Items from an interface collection
▬▬▬▬▬▬
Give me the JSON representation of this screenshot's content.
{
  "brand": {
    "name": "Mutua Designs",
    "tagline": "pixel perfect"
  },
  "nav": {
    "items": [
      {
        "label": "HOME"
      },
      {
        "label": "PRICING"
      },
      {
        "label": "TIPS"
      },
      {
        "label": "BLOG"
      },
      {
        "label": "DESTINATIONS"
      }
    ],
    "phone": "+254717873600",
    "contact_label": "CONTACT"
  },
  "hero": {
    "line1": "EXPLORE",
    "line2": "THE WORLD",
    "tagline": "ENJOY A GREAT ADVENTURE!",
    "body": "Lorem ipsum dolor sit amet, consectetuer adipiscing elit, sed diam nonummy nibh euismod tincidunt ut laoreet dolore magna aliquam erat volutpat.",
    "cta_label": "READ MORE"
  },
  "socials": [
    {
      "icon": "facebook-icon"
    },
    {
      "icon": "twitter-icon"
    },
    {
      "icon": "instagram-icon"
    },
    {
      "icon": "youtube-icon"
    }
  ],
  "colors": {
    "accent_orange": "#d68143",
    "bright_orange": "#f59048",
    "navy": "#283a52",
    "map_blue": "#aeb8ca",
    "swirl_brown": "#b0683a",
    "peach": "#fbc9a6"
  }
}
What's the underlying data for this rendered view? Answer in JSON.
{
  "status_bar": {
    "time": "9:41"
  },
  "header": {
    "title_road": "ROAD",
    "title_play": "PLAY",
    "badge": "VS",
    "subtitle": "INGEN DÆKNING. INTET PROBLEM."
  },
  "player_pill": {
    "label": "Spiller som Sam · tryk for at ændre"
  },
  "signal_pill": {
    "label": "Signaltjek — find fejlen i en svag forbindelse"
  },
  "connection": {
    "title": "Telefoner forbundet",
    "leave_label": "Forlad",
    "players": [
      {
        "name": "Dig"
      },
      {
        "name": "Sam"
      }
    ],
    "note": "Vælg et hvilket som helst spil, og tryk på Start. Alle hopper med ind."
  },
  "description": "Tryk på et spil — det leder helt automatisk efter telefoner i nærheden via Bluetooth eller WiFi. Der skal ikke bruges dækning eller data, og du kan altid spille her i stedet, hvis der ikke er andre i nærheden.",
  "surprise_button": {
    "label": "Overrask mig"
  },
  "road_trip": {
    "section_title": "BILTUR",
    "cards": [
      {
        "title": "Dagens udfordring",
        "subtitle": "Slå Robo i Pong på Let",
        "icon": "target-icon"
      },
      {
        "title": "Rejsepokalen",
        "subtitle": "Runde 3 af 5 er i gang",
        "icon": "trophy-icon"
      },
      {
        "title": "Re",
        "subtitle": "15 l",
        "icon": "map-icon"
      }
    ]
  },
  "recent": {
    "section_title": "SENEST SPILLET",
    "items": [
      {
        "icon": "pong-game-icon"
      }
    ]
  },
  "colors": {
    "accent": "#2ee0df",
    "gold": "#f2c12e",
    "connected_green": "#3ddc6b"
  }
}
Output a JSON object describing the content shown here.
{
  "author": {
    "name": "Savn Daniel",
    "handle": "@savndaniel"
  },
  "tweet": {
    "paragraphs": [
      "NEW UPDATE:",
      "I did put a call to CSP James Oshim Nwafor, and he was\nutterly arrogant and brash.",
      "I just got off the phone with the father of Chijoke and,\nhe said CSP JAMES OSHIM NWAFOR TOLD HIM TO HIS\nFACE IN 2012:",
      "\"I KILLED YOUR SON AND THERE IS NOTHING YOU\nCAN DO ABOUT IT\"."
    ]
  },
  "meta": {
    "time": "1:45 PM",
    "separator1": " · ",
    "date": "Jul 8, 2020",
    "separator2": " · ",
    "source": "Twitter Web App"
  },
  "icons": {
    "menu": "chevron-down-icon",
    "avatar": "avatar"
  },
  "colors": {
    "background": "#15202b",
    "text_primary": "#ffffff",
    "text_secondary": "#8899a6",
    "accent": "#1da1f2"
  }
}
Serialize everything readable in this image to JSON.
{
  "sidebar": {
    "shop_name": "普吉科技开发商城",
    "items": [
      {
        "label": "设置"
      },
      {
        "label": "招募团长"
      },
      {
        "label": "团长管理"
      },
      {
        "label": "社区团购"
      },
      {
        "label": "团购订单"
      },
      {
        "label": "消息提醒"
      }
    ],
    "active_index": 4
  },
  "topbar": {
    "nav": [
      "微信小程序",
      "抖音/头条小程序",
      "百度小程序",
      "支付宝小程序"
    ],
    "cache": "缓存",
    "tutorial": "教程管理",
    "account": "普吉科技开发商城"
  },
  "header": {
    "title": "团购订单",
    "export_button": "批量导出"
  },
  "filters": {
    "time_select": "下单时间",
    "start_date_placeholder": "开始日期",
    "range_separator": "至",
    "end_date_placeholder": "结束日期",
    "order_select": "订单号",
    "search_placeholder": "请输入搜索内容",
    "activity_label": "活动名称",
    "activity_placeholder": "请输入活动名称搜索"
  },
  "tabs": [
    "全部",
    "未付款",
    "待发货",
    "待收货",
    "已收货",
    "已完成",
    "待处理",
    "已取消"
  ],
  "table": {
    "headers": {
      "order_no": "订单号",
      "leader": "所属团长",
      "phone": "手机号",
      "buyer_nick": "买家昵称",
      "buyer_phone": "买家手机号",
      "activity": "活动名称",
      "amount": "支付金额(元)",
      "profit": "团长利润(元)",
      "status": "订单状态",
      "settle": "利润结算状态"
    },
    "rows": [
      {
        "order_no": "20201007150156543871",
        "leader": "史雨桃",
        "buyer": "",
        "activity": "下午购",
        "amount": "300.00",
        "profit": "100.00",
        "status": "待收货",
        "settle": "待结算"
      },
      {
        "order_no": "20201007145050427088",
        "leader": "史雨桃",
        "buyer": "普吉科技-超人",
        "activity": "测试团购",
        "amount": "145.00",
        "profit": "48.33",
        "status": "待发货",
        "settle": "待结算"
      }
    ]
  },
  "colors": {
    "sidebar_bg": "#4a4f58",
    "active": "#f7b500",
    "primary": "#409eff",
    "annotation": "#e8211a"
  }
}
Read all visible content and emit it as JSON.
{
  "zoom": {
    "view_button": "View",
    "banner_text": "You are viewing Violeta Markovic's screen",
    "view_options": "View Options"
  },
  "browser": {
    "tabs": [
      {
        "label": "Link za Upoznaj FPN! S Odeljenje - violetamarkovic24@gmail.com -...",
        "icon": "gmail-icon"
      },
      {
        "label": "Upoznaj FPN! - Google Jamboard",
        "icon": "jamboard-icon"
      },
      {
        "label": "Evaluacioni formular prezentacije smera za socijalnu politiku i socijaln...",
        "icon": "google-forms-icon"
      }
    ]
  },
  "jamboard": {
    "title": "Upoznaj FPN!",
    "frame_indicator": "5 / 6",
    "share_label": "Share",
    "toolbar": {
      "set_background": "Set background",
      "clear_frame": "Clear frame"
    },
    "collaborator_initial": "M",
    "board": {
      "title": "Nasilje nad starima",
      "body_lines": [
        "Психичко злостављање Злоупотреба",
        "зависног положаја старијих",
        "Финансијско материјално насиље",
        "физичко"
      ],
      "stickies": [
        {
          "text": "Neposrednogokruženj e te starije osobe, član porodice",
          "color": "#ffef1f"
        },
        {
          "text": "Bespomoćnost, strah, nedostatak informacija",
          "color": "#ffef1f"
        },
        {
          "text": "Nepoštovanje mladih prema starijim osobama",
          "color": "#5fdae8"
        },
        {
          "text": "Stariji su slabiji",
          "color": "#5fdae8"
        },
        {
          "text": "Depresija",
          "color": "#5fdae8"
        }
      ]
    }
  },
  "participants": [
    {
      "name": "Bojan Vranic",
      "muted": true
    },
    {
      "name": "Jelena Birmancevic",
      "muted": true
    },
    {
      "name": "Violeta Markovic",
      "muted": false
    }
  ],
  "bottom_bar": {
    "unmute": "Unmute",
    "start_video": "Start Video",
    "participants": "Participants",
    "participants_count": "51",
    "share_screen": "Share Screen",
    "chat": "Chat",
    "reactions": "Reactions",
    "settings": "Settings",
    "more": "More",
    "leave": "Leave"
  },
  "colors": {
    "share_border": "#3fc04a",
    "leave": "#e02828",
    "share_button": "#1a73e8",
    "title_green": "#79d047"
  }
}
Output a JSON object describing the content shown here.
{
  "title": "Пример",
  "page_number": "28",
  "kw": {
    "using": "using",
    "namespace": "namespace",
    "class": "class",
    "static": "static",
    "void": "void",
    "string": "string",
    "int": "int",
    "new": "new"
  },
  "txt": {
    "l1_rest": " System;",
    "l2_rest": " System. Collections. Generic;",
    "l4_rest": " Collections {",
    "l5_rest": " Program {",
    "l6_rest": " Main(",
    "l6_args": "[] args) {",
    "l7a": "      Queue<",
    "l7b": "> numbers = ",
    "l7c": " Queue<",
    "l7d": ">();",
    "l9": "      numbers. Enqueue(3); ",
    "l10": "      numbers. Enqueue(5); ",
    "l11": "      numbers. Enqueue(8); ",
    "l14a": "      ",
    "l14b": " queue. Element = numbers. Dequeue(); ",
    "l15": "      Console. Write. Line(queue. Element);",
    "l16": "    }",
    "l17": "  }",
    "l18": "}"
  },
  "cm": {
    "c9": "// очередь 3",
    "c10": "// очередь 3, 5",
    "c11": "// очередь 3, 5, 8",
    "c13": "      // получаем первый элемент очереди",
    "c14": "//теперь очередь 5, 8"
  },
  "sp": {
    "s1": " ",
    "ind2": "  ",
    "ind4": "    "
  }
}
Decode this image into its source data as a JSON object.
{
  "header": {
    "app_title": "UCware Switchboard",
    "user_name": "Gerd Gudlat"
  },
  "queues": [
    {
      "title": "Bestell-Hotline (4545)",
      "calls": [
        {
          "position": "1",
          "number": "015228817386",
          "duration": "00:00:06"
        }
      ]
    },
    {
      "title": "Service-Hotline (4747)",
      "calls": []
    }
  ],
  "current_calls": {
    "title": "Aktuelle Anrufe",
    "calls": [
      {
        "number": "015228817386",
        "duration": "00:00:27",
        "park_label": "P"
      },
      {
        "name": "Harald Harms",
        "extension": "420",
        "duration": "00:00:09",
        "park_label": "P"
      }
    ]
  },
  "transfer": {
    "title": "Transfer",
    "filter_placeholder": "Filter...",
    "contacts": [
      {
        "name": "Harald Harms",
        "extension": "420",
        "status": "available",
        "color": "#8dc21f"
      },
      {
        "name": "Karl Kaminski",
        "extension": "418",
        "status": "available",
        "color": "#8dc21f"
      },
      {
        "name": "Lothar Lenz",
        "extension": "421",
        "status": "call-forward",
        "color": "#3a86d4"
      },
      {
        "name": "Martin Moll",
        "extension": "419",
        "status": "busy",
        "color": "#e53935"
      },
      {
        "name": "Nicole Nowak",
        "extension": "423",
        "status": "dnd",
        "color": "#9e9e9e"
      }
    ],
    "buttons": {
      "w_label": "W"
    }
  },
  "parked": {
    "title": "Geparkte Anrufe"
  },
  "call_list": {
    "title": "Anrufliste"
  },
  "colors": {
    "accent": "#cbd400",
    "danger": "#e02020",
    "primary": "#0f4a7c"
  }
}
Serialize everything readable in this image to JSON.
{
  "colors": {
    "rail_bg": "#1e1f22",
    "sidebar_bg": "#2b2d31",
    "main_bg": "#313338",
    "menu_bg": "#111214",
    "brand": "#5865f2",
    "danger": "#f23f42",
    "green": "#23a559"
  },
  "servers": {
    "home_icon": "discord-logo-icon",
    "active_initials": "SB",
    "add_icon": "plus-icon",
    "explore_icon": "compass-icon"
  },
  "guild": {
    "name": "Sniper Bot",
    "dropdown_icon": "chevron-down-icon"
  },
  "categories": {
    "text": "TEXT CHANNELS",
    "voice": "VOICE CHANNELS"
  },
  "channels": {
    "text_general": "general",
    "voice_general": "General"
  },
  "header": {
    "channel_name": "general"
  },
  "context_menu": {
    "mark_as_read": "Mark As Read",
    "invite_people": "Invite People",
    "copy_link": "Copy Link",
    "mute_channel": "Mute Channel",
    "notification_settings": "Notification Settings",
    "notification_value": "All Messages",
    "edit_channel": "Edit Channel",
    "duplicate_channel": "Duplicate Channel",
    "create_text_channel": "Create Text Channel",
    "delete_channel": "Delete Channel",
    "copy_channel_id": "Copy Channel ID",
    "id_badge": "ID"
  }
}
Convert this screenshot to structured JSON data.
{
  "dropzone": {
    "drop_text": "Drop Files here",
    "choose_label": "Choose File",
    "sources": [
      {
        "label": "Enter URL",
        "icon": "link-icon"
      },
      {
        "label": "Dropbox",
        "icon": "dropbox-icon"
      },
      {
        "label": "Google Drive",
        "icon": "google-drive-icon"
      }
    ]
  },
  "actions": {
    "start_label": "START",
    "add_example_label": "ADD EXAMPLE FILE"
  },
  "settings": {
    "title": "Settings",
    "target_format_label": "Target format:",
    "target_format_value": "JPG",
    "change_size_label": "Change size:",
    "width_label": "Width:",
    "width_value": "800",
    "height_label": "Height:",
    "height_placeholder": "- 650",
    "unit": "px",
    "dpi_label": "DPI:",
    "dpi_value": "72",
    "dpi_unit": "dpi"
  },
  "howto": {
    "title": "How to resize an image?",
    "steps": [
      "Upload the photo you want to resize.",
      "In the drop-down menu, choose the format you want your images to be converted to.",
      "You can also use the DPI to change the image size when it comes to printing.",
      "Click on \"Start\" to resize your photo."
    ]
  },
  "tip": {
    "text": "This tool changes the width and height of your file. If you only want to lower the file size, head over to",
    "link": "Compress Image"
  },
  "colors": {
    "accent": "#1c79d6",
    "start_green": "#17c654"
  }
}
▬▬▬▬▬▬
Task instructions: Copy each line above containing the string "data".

Response to the task:
What's the underlying data for this rendered view? Answer in JSON.
  "description": "Tryk på et spil — det leder helt automatisk efter telefoner i nærheden via Bluetooth eller WiFi. Der skal ikke bruges dækning eller data, og du kan altid spille her i stedet, hvis der ikke er andre i nærheden.",
Decode this image into its source data as a JSON object.
Convert this screenshot to structured JSON data.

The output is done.